The once-reeling New Orleans Pelicans are now winners of three straight after their 116-107 victory over the Atlanta Hawks. And while many Pelicans deserve credit for this win, the main contributor was Brandon Ingram, who, in his sixth game back from injury, added 30 points on 11 of 18 shooting from the floor.
But hidden beneath his gaudy scoring numbers was another impressive box score output that encapsulates a more under appreciated dimension of Ingram’s game: his eight assists.
The league-wide discourse around Ingram typically paints him in a similar vein to the likes of Kobe Bryant and DeMar DeRozan. All three of these fellows are venerable bucket-getters, capable of draining some of the most difficult jumpers known to man.
And like Bryant and DeRozan, people often tend to oversimplify Ingram’s offensive value. There are players in the NBA that are employed for the sole purpose of getting buckets. However, those players hardly ever reach the All-Star heights this trio has conquered.
The bucket-getters that graduate to All-Star status are the ones that are able to make the extra attention that their shot-making ability warrants matter at a macro-level.
To understand, let’s take a look at one of Ingram’s best feeds from last night: a laydown pass to Larry Nance Jr.:
Ingram identifies the mismatch in Trae Young, drives passed him (thereby creating the advantage), forces help to rotate over, and finds Nance for an easy finish around the rim.
Teams fear Ingram’s ability to score the basketball, and because of this, they put themselves in unfavorable situations to stop him. The tradeoff of this approach is that, for a brief moment in time, an offensive player is unattended to.
And last night, just like he has over the last couple of seasons, Ingram slowed the game down in his mind and found the open offensive player before it was too late.
The best passers are the ones who set up their teammates with open threes, layups, and dunks. As you can see from the montage above, that’s exactly what Ingram did yesterday versus Atlanta.
Arguably his best decision of the night came on a play where he wasn’t even given credit for the assist.
Early in the third quarter, the Pelicans ran a step-up pick and roll for Ingram. The Hawks countered by hedging (momentarily sending two defenders at the ball) the ballscreen.
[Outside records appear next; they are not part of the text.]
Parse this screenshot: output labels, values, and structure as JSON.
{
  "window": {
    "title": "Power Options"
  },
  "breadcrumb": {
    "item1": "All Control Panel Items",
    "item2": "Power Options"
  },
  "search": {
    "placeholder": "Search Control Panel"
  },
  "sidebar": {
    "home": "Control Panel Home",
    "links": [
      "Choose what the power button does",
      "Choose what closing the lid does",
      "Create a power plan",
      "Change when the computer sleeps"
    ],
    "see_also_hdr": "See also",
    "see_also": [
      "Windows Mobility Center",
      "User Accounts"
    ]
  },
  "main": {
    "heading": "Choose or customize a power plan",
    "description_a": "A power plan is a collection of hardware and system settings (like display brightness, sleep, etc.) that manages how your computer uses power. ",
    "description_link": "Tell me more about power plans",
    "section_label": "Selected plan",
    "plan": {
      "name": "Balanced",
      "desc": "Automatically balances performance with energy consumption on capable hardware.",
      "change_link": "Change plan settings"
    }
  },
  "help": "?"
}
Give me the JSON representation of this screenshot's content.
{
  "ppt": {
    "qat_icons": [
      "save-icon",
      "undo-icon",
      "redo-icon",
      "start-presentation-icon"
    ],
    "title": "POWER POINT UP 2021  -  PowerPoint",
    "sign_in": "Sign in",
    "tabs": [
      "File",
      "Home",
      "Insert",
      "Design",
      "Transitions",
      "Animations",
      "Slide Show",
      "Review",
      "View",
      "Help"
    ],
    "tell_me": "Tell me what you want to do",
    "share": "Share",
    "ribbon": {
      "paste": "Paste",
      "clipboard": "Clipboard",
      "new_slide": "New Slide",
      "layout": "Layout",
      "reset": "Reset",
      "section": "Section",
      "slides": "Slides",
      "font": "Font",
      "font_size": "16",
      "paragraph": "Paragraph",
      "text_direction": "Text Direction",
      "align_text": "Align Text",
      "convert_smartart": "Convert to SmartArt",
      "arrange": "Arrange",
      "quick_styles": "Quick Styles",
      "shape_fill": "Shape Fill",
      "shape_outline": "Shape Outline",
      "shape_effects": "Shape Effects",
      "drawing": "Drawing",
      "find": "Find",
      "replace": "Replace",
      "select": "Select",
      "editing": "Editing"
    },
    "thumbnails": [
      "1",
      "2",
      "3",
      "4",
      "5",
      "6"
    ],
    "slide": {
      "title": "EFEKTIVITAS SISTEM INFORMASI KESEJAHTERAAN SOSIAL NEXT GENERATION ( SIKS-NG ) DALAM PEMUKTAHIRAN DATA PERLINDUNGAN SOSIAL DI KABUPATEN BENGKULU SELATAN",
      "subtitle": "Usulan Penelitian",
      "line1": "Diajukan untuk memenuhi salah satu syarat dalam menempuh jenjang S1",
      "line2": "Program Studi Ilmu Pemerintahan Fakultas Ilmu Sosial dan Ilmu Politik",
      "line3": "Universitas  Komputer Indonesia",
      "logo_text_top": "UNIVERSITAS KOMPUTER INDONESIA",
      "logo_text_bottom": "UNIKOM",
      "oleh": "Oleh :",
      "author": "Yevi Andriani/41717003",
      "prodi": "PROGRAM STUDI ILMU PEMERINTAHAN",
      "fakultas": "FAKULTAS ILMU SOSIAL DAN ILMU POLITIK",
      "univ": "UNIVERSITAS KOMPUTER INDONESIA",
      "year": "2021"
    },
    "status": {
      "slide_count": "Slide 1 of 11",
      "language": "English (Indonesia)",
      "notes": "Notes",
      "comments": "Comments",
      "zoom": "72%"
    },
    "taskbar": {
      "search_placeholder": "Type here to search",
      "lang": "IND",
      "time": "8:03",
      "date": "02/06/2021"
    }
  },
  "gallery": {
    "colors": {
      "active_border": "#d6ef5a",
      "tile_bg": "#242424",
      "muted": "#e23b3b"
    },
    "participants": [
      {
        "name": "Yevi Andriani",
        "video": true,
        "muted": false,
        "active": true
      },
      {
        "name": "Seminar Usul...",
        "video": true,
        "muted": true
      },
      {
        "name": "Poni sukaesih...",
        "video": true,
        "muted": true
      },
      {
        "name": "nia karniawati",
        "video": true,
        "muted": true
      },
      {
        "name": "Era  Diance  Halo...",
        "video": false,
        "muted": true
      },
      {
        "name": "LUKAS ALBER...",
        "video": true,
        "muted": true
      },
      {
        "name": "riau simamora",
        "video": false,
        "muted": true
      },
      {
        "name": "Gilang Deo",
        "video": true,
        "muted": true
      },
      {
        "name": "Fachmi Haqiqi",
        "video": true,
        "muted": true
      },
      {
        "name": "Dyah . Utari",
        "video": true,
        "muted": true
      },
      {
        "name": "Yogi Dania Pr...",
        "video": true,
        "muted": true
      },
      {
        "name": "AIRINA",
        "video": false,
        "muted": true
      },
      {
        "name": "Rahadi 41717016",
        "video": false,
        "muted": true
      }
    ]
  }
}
This blurred Ingram’s sight lines, making it difficult for him to hit the rolling Herb Jones.
So, instead of attempting the risky pass, he re-angles the vantage point by tossing it to Jonas Valanciunas, who responds by finding Jones for the easy finish.
Ingram touched on his offensive process during his postgame press conference. “I’m able to score the basketball, but I’m also able to look for the best shot on the floor,” Ingram told the media after the Pelicans’ win over Atlanta. “That helps me out a lot.”
If Ingram was only inclined to score, the defense would always over-help on him because they know they won’t get burned by his playmaking. But because he’s able to blend the two components, he becomes a much more balanced (and unpredictable) offensive focal point.
The Pelicans needed that balance tonight. And they will continue to need it moving forward, if they are going to improve their win streak from three games to four.